Sex online, in general, seems through the roof. OnlyFans, a website where people subscribe to see the kind of pictures and videos that can’t be displayed on Instagram, reported a 75 percent increase in overall new sign-ups — 3.7 million new sign-ups this past month, with 60,000 of them being new creators.
Subscription business though is very different than gratuity-based revenue. On sites like CamSoda, tipping is usually tied to “rewards” for viewers. For example, if someone tips a certain number of tokens — the websites often create their own currencies, and in this case, each token is worth 5 cents — the model may take off an item of clothing or perform a sexual act.
Many cam models do also supplement their income through subscription sites like OnlyFans or Patreon, where they sell photos and videos.
Ms. French, who used to be a cam model herself, created ManyVids to allow for various revenue streams for models.
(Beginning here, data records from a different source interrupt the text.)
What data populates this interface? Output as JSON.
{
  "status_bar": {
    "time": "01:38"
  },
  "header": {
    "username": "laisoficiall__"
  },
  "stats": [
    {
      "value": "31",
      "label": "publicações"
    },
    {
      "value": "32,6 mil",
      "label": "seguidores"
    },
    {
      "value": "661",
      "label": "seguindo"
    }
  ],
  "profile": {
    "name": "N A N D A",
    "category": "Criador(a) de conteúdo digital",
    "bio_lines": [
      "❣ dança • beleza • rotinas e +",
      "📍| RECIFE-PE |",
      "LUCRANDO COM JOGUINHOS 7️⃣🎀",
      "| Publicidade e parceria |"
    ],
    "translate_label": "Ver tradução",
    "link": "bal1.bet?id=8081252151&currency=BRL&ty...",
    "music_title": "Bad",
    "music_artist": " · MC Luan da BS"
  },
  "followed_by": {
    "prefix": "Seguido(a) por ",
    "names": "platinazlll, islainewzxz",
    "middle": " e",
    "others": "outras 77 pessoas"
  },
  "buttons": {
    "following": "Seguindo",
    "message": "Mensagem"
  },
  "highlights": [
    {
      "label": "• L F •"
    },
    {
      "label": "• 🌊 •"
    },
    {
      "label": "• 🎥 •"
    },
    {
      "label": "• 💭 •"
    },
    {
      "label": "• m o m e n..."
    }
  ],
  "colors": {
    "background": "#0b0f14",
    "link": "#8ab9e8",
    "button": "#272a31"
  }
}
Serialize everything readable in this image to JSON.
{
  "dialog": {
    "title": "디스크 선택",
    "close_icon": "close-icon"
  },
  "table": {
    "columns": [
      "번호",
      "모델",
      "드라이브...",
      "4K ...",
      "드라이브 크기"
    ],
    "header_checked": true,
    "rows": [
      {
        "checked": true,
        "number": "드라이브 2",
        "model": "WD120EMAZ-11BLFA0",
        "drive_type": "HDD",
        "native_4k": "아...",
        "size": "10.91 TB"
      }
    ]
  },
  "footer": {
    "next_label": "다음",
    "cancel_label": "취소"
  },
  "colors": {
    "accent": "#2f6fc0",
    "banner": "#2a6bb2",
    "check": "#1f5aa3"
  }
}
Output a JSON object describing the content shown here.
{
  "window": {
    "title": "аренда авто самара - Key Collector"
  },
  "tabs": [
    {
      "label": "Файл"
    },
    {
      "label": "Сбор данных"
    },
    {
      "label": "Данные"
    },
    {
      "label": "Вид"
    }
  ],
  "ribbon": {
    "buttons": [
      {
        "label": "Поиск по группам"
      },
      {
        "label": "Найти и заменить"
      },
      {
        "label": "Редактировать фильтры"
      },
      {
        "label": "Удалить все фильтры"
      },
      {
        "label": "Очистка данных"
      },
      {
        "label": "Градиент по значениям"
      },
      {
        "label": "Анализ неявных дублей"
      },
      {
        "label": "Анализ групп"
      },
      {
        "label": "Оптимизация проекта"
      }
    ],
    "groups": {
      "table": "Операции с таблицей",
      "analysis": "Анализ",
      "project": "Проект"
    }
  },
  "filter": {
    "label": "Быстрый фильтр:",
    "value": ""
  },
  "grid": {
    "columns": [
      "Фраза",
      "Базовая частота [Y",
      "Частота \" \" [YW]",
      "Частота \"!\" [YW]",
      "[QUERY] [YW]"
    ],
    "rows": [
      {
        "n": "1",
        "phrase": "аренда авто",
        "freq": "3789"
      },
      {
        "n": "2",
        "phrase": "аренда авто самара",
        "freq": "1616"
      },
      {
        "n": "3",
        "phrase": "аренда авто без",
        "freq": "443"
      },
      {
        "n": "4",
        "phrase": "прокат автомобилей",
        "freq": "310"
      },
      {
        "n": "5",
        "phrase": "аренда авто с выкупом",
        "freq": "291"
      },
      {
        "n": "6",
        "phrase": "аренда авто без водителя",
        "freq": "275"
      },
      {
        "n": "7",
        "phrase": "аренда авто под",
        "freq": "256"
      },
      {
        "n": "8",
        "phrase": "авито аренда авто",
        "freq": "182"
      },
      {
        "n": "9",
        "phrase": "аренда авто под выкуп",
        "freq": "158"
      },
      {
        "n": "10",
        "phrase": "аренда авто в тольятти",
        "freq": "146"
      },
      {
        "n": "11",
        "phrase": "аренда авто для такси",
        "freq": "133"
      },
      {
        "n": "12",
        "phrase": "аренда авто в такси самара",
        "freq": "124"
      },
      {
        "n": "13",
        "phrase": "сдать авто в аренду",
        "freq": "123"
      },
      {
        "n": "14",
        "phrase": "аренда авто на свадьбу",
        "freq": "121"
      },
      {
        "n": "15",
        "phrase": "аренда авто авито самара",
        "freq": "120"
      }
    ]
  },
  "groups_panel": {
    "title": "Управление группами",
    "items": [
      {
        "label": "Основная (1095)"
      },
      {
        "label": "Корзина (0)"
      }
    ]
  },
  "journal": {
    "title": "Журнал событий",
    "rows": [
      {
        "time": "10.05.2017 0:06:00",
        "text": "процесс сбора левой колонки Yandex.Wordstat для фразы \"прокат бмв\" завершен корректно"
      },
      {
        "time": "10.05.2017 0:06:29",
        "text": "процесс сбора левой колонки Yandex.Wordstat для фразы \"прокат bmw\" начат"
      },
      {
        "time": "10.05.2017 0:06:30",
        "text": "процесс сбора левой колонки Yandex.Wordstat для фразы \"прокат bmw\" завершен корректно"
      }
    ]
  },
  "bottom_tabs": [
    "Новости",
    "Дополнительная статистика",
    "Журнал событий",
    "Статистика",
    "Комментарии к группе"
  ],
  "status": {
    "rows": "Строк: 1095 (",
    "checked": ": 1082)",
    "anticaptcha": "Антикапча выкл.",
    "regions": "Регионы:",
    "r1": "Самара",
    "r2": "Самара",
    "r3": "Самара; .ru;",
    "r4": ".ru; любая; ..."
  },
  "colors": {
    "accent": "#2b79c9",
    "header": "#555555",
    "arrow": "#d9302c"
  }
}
For example, there is a separate store section, where models can sell items of clothing they’ve worn. Remi Ferdinand, 30, who works as a stripper and a cam model, said it’s one of her favorite platforms for that very reason.
Most of the established cam models who spoke with The New York Times painted a coherent picture: Over time, they’ve built up stable connections with their regular viewers, which is what carries them through difficult financial times.
But some, like Betsy, 32, and Raie, 33, a British couple who cam together on Chaturbate, said that even though they’ve seen a large number of new audience members recently, they haven’t been getting tipped more.
“I think people are not only hoarding toilet paper, they’re hoarding money, because no one knows when their next paycheck is coming,” Raie said.
The couple has been together for nearly 10 years, have been married for six and have been camming for three. Though Raie usually does freelance work outside of sex work as a chef and a makeup artist, both jobs have come to a halt as a result of the pandemic. The couple now relies on camming as their sole source of income. Regardless, they feel relatively secure because they stand out from other cam models given that Betsy is trans and Raie is cisgender.
Ms. Ferdinand, who was also doing sex work during the 2008 recession, feels stable and happy as she works from home. Still, she’s unsure about the future. “Anytime there’s a financial issue, anything that’s considered a luxury type service is always the first one to take a hit,” she said.
An Influx of New Cam Models
Cecilia Morrell, a cam model in Toronto, said that such a sudden increase in new models makes it difficult for pre-existing ones to stand out.
“There’s a large amount of people that are looking to jump into this industry for the first time, and that saturates the market quite a bit,” Ms. Morrell, 21, said.
Valentine, a sex worker in Portland, Ore., is concerned that people who have never been involved in sex work and start camming may not consider the sociopolitical context of that work.
“Sure, do it, create an OnlyFans, start camming — but that means you have to support sex workers all year round now,” said Valentine, who declined to give her age. “You can’t just dip in and out of it because you think it’s easy and then trash us in the end.”